All of this is to say, if the Red Sox do trade Price — and again, I understand the case for this — then they still have to turn around and replace him. At worst, Price is the third starter for the Red Sox right now, and that depends on Chris Sale’s health and Eduardo Rodriguez’ chances to repeat his 2018. Boston doesn’t have the arms in-house to replace him, either. They are already looking for a back-of-the-rotation arm, and without Price they’d suddenly have to add a mid-rotation arm (at least) on top of that if they want to contend in 2020. Which, given their offense, should absolutely be the plan.
Now, without Price they would obviously have a little more money to spend, but how much really? First of all, the assumption around the league seems to be that the Red Sox wouldn’t be able to dump all of Price’s contract, so let’s assume they are only freeing up $20-$25 million for next year’s payroll. Throw in the $11 million from Bradley, too, because we can still assume they’ll try to trade him, too. According to Cots Contracts, with that money off the books the Red Sox would have $20-$25 million to spend while staying under the luxury tax. That sounds good until you realize the available starters who could be in the neighborhood of Price’s productivity — guys like Hyun-Jin Ryu, Madison Bumgarner and Dallas Keuchel — are going to command an AAV of around $15-$20 million. The FanGraphs crowdsourcing predictions, for reference, have that group all within an AAV in the $16-$18 million range, but they have also been low on the starting pitcher market so far.

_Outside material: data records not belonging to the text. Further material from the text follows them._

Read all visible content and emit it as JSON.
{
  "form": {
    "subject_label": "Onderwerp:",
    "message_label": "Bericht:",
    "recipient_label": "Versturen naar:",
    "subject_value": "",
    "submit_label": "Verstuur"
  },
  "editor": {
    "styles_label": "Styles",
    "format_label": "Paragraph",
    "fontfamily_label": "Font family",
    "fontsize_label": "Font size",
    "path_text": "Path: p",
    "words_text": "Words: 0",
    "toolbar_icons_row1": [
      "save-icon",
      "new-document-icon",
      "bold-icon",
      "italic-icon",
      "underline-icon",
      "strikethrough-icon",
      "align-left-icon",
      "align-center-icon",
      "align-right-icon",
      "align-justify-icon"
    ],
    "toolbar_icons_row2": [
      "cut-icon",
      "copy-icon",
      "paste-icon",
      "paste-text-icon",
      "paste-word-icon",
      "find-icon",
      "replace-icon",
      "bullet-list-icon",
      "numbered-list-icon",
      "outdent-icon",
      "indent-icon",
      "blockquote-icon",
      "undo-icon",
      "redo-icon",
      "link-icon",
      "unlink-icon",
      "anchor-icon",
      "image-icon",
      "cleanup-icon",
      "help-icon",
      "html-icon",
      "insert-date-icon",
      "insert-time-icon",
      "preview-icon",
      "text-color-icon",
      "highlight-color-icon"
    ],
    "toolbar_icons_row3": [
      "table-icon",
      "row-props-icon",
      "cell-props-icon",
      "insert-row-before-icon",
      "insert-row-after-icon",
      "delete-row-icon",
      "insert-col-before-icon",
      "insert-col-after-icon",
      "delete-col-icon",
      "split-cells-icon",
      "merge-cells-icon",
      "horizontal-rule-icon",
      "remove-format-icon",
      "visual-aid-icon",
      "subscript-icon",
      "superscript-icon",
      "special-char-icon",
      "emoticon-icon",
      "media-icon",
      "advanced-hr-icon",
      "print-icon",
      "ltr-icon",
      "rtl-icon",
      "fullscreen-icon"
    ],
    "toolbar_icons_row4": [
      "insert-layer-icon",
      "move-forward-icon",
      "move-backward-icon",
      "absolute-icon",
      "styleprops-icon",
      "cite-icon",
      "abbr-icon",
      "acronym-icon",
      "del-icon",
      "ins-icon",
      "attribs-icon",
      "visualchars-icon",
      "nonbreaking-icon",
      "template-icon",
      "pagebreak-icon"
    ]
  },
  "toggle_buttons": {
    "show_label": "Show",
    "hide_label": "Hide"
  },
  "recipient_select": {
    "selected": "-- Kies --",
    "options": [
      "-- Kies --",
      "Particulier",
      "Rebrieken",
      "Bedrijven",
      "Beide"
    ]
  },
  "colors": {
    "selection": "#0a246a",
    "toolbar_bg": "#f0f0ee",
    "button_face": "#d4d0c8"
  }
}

Suddenly, all of that money the team saved this year is being put into one contract, likely around four years in length, on a pitcher who might be as good as Price when healthy if things go exceedingly well. But then they are still left with holes at backup catcher and the back of the rotation and the right side of the infield and in center field (or any outfield spot if they slide Betts or Andrew Benintendi over in the event of a Bradley trade), to say nothing of the possibility of upgrading the bullpen. Maybe Chaim Bloom has some creative solution up his sleeve that I don’t see, but even on the trade market it’s hard to see dealing for a legitimate Price replacement with Boston’s farm system. And, even if they did, that cuts into the possibility of “sustainable competitiveness” that this front office and baseball in general is so fond of.
None of this is to say there is no argument for trading Price. Again, payroll is clearly on the mind of Red Sox brass and that isn’t going to change until they get under the tax. Price is their biggest contract, and this might be the best chance to get rid of it. It’s not a slam dunk move, though, as some have made it out to be. Is Price worth the big contract he’s being paid in the strictest sense of the word? No, this is not an ideally efficient deal. However, the team is better with him and if they still want to contend in 2020 they are going to have a helluva time replacing him, even with the theoretical additional payroll flexibility. The way things are going I think the Red Sox will find a way to trade Price. I also think, at this time next year, in terms of 2020 performance we will look back and view that move as one that hindered this team’s chances of winning.